=== Information shown ===

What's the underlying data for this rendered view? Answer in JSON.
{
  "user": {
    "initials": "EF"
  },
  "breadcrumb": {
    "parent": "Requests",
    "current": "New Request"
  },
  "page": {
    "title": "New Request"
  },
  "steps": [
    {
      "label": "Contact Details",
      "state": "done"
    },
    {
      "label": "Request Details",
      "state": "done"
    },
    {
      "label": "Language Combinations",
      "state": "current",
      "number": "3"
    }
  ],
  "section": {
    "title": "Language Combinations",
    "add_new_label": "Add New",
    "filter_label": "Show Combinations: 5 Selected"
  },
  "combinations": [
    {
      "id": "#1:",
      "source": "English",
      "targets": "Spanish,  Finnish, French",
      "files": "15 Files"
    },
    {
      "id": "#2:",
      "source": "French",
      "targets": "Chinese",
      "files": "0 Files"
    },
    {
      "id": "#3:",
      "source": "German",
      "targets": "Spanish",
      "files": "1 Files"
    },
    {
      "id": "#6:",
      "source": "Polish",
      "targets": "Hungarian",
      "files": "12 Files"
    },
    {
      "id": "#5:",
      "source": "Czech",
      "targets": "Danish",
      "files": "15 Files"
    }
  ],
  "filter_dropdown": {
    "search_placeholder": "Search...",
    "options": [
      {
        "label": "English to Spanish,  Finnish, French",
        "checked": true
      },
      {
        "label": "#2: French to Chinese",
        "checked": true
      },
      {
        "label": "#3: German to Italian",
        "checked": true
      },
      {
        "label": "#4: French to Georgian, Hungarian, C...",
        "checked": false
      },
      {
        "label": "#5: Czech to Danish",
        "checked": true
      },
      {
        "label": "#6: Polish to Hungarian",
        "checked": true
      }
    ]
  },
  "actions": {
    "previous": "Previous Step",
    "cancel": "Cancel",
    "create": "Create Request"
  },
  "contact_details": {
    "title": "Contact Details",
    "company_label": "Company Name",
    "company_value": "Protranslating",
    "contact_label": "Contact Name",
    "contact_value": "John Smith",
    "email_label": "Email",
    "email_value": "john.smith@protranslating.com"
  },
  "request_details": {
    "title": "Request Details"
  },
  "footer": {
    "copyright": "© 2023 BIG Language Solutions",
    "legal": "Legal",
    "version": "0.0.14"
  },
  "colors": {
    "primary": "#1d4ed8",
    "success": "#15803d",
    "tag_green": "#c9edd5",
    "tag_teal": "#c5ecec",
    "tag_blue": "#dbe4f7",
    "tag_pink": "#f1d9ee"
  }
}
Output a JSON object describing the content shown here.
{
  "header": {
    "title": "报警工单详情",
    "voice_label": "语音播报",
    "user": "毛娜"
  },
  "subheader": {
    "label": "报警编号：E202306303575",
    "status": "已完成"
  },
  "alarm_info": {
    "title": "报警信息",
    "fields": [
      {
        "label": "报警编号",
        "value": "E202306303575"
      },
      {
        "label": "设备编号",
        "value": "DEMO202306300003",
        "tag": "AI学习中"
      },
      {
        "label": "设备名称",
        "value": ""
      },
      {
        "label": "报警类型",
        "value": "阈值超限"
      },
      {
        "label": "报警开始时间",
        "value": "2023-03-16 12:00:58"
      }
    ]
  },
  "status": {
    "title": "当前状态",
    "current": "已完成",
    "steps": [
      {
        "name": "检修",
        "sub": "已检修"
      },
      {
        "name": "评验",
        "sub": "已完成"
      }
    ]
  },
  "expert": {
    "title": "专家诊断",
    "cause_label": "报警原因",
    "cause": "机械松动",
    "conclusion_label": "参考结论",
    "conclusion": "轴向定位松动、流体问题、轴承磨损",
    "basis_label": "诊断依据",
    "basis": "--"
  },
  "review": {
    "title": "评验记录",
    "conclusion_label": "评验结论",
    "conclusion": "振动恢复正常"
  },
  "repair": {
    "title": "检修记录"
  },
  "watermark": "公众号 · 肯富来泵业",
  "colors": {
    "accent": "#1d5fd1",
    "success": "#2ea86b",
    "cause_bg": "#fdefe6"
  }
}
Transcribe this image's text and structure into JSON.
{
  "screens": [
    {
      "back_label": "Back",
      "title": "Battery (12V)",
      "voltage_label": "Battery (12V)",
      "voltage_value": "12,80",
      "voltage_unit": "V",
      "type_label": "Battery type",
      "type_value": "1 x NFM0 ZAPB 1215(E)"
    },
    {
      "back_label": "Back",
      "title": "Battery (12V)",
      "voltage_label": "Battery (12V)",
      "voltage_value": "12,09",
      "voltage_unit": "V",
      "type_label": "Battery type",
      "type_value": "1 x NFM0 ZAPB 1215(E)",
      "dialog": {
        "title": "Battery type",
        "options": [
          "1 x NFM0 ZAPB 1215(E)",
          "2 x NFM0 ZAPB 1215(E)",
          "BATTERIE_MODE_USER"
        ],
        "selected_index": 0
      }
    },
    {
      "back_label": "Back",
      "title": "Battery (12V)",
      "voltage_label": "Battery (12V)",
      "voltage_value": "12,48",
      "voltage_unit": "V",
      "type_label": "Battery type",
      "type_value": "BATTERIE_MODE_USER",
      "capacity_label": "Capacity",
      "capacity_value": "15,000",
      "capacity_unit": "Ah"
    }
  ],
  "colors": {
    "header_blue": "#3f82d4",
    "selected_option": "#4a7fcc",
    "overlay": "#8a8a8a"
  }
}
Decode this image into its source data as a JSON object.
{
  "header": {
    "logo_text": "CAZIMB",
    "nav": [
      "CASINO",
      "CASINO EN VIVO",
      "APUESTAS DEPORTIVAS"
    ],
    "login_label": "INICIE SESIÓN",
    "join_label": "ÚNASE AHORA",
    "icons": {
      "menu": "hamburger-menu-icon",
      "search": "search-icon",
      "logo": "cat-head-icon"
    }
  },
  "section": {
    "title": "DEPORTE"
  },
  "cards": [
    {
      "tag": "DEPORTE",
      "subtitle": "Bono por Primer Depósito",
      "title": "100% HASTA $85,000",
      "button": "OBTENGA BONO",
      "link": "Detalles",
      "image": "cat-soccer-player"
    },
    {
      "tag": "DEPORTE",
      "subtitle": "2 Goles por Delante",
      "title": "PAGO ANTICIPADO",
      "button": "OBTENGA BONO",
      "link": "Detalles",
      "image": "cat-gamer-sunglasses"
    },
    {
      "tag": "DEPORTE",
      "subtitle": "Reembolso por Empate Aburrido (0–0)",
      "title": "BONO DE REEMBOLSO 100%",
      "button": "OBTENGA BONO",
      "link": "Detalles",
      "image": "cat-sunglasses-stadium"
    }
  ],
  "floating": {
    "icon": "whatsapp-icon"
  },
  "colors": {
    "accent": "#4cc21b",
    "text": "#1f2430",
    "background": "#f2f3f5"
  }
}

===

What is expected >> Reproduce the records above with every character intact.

Your solution >>
What's the underlying data for this rendered view? Answer in JSON.
{
  "user": {
    "initials": "EF"
  },
  "breadcrumb": {
    "parent": "Requests",
    "current": "New Request"
  },
  "page": {
    "title": "New Request"
  },
  "steps": [
    {
      "label": "Contact Details",
      "state": "done"
    },
    {
      "label": "Request Details",
      "state": "done"
    },
    {
      "label": "Language Combinations",
      "state": "current",
      "number": "3"
    }
  ],
  "section": {
    "title": "Language Combinations",
    "add_new_label": "Add New",
    "filter_label": "Show Combinations: 5 Selected"
  },
  "combinations": [
    {
      "id": "#1:",
      "source": "English",
      "targets": "Spanish,  Finnish, French",
      "files": "15 Files"
    },
    {
      "id": "#2:",
      "source": "French",
      "targets": "Chinese",
      "files": "0 Files"
    },
    {
      "id": "#3:",
      "source": "German",
      "targets": "Spanish",
      "files": "1 Files"
    },
    {
      "id": "#6:",
      "source": "Polish",
      "targets": "Hungarian",
      "files": "12 Files"
    },
    {
      "id": "#5:",
      "source": "Czech",
      "targets": "Danish",
      "files": "15 Files"
    }
  ],
  "filter_dropdown": {
    "search_placeholder": "Search...",
    "options": [
      {
        "label": "English to Spanish,  Finnish, French",
        "checked": true
      },
      {
        "label": "#2: French to Chinese",
        "checked": true
      },
      {
        "label": "#3: German to Italian",
        "checked": true
      },
      {
        "label": "#4: French to Georgian, Hungarian, C...",
        "checked": false
      },
      {
        "label": "#5: Czech to Danish",
        "checked": true
      },
      {
        "label": "#6: Polish to Hungarian",
        "checked": true
      }
    ]
  },
  "actions": {
    "previous": "Previous Step",
    "cancel": "Cancel",
    "create": "Create Request"
  },
  "contact_details": {
    "title": "Contact Details",
    "company_label": "Company Name",
    "company_value": "Protranslating",
    "contact_label": "Contact Name",
    "contact_value": "John Smith",
    "email_label": "Email",
    "email_value": "john.smith@protranslating.com"
  },
  "request_details": {
    "title": "Request Details"
  },
  "footer": {
    "copyright": "© 2023 BIG Language Solutions",
    "legal": "Legal",
    "version": "0.0.14"
  },
  "colors": {
    "primary": "#1d4ed8",
    "success": "#15803d",
    "tag_green": "#c9edd5",
    "tag_teal": "#c5ecec",
    "tag_blue": "#dbe4f7",
    "tag_pink": "#f1d9ee"
  }
}
Output a JSON object describing the content shown here.
{
  "header": {
    "title": "报警工单详情",
    "voice_label": "语音播报",
    "user": "毛娜"
  },
  "subheader": {
    "label": "报警编号：E202306303575",
    "status": "已完成"
  },
  "alarm_info": {
    "title": "报警信息",
    "fields": [
      {
        "label": "报警编号",
        "value": "E202306303575"
      },
      {
        "label": "设备编号",
        "value": "DEMO202306300003",
        "tag": "AI学习中"
      },
      {
        "label": "设备名称",
        "value": ""
      },
      {
        "label": "报警类型",
        "value": "阈值超限"
      },
      {
        "label": "报警开始时间",
        "value": "2023-03-16 12:00:58"
      }
    ]
  },
  "status": {
    "title": "当前状态",
    "current": "已完成",
    "steps": [
      {
        "name": "检修",
        "sub": "已检修"
      },
      {
        "name": "评验",
        "sub": "已完成"
      }
    ]
  },
  "expert": {
    "title": "专家诊断",
    "cause_label": "报警原因",
    "cause": "机械松动",
    "conclusion_label": "参考结论",
    "conclusion": "轴向定位松动、流体问题、轴承磨损",
    "basis_label": "诊断依据",
    "basis": "--"
  },
  "review": {
    "title": "评验记录",
    "conclusion_label": "评验结论",
    "conclusion": "振动恢复正常"
  },
  "repair": {
    "title": "检修记录"
  },
  "watermark": "公众号 · 肯富来泵业",
  "colors": {
    "accent": "#1d5fd1",
    "success": "#2ea86b",
    "cause_bg": "#fdefe6"
  }
}
Transcribe this image's text and structure into JSON.
{
  "screens": [
    {
      "back_label": "Back",
      "title": "Battery (12V)",
      "voltage_label": "Battery (12V)",
      "voltage_value": "12,80",
      "voltage_unit": "V",
      "type_label": "Battery type",
      "type_value": "1 x NFM0 ZAPB 1215(E)"
    },
    {
      "back_label": "Back",
      "title": "Battery (12V)",
      "voltage_label": "Battery (12V)",
      "voltage_value": "12,09",
      "voltage_unit": "V",
      "type_label": "Battery type",
      "type_value": "1 x NFM0 ZAPB 1215(E)",
      "dialog": {
        "title": "Battery type",
        "options": [
          "1 x NFM0 ZAPB 1215(E)",
          "2 x NFM0 ZAPB 1215(E)",
          "BATTERIE_MODE_USER"
        ],
        "selected_index": 0
      }
    },
    {
      "back_label": "Back",
      "title": "Battery (12V)",
      "voltage_label": "Battery (12V)",
      "voltage_value": "12,48",
      "voltage_unit": "V",
      "type_label": "Battery type",
      "type_value": "BATTERIE_MODE_USER",
      "capacity_label": "Capacity",
      "capacity_value": "15,000",
      "capacity_unit": "Ah"
    }
  ],
  "colors": {
    "header_blue": "#3f82d4",
    "selected_option": "#4a7fcc",
    "overlay": "#8a8a8a"
  }
}
Decode this image into its source data as a JSON object.
{
  "header": {
    "logo_text": "CAZIMB",
    "nav": [
      "CASINO",
      "CASINO EN VIVO",
      "APUESTAS DEPORTIVAS"
    ],
    "login_label": "INICIE SESIÓN",
    "join_label": "ÚNASE AHORA",
    "icons": {
      "menu": "hamburger-menu-icon",
      "search": "search-icon",
      "logo": "cat-head-icon"
    }
  },
  "section": {
    "title": "DEPORTE"
  },
  "cards": [
    {
      "tag": "DEPORTE",
      "subtitle": "Bono por Primer Depósito",
      "title": "100% HASTA $85,000",
      "button": "OBTENGA BONO",
      "link": "Detalles",
      "image": "cat-soccer-player"
    },
    {
      "tag": "DEPORTE",
      "subtitle": "2 Goles por Delante",
      "title": "PAGO ANTICIPADO",
      "button": "OBTENGA BONO",
      "link": "Detalles",
      "image": "cat-gamer-sunglasses"
    },
    {
      "tag": "DEPORTE",
      "subtitle": "Reembolso por Empate Aburrido (0–0)",
      "title": "BONO DE REEMBOLSO 100%",
      "button": "OBTENGA BONO",
      "link": "Detalles",
      "image": "cat-sunglasses-stadium"
    }
  ],
  "floating": {
    "icon": "whatsapp-icon"
  },
  "colors": {
    "accent": "#4cc21b",
    "text": "#1f2430",
    "background": "#f2f3f5"
  }
}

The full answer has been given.